Petition to EPA for Reconsideration of its CO2 Endangerment Finding
Peabody Energy Company has petitioned the Environmental Protection Agency to reconsider its December 2009 finding that greenhouse gas emissions endanger public health or welfare. The basis for Peabody’s 238-page petition are the emails exchanged by scientists in the United Kingdom and the United States who authored, edited, and otherwise controlled the content of the Intergovernmental Panel on Climate Change reports, an international political body not subject to U.S. law as to the scientific rigor required before EPA regulation can occur. By relying almost entirely on IPCC data in making its endangerment finding and by failing independently verify it, EPA’s endangerment finding violates U.S. law and cannot stand.
We’ve known for several months from selected emails that these scientists did not present a neutral, accurate, or verifiable view of the science. In particular, they destroyed raw data, downplayed the considerable uncertainty inherent in proxy data, suppressed contrary information, and censored dissenting views in ways that made even their own colleagues uncomfortable. The stunning conclusion from the Peabody petition is that there are no data and therefore there is no science. Because there is no science, there is no endangerment.
These emails demonstrate scientists who urged in the IPCC reports that current warming is unprecedented and man-made now admit they cannot say with any level of certainty that warming has even been occurring. Among other things, one alarmist scientist finally conceded: “The fact that we cannot account for what is happening in the climate system makes any consideration of geoengineering [limiting greenhouse gas emissions] quite hopeless as we will never be able to tell if it is successful or not! It is a travesty.”

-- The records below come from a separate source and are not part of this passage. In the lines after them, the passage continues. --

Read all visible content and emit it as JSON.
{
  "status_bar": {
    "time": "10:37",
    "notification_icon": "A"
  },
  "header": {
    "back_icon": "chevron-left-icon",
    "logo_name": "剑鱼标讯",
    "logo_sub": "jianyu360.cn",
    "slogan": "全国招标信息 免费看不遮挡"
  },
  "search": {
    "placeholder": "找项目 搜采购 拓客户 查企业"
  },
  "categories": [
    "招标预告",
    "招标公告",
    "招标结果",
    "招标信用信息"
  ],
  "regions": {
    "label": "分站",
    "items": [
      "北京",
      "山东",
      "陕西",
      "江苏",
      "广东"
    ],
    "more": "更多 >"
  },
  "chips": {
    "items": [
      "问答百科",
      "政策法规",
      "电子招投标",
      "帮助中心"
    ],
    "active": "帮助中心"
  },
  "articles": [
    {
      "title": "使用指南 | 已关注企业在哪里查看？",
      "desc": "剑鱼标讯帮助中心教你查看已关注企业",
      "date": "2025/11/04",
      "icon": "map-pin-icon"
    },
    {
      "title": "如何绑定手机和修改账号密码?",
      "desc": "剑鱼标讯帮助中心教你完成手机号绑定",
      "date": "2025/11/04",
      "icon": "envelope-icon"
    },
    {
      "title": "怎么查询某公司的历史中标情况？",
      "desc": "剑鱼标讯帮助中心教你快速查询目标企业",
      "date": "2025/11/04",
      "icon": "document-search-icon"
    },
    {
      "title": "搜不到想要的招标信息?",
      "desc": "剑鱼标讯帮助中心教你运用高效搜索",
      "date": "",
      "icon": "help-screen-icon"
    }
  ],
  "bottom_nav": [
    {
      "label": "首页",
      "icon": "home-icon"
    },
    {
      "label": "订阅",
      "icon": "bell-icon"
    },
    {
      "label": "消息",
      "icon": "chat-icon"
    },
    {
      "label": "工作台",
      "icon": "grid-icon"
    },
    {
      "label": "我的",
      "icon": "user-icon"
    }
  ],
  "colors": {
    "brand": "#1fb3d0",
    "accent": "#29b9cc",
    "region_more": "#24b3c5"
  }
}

The company’s petition is summarized below by Heartland Institute Science Director Jay Lehr, Ph.D. Each bullet point, Lehr notes, is fully supported by valid references in the footnotes.
- EPA failed to properly exercise its judgment as required by the Clean Air Act and acted in an arbitrary and capricious fashion by relying almost exclusively on flawed reports of the IPCC in attributing climate change to anthropogenic greenhouse gas emissions.
- EPA largely ceded to the IPCC--an international body that is not subject to U.S. data quality and transparency standards and whose reports were prepared in direct disregard of these standards--its obligation to make a judgment as to whether greenhouse gases may endanger public health and welfare to the IPCC.
- Considerable information reveals that many of the principal scientists who authored key chapters of the IPCC scientific assessments were driven by a policy agenda that caused them to cross the line from neutral science to advocacy. They relied on inaccurate and unverified information from secondary source material that was produced by advocacy groups, information that the authors apparently knew was unverified, included anyway to advance the author’s advocacy agenda.
- EPA’s determination here was not that it “might” be possible that anthropogenic greenhouse gas emissions will cause possibly dangerous change at some point in the future. Instead, EPA decided such emissions were almost certainly already causing dangerous climate effects, with the danger almost certainly likely to worsen in the future.
- EPA can no longer have confidence that IPCC reports present a fair, unbiased, and accurate assessment of climate science. Since these IPCC reports were relied on extensively in the Endangerment Finding, the agency has no choice but to conclude that the Endangerment Finding itself is now tainted and must be reconsidered.
- When EPA assesses whether the emission of greenhouse gases endangers public health and welfare, EPA must assess the danger and benefits on both sides of the issue. It has completely ignored the fact that the combustion of fossil fuels has created a level of health and welfare throughout the world that would have been unimaginable in pre-industrial society.
- The EPA administrator frankly admitted the agency did not itself conduct a comprehensive review of climate change science but instead relied primarily on what it termed “the assessment literature” in reaching its scientific conclusions.
- The attribution section of the Technical Supporting Document particularly relied on the work of the IPCC as opposed to other studies. Of 67 citations in this section 47 cited the IPCC.
- EPA asserts authority to protect public health against air pollutants but concedes that CO2 does not create a direct public health concern from inhalation or exposure as is the case for traditional air pollutants.
- Emails divulged from the University of East Anglia’s Climatic Research Unit (CRU) revealed that the authors of the IPCC material did not present a neutral view of the science. In particular, they downplayed the considerable uncertainty inherent in trying to approximate temperature from proxy data over a 1,000-year period, they suppressed contrary information, and they suppressed dissenting views in ways that made even their own colleagues uncomfortable.
- A primary IPCC author, Dr. Trenberth, stated that the flaws in the climate community’s understanding of climate forces that are exposed by the lack of current warming is so fundamental--and the extent of natural variability must be so great--that it cannot be demonstrated that reducing greenhouse gas emissions will reduce warming.
- In one famous email from the CRU, Dr. Phil Jones wrote, “We have 25 years or so invested in the work. Why should I make the data available to you, when your aim is to try and find something wrong with it.”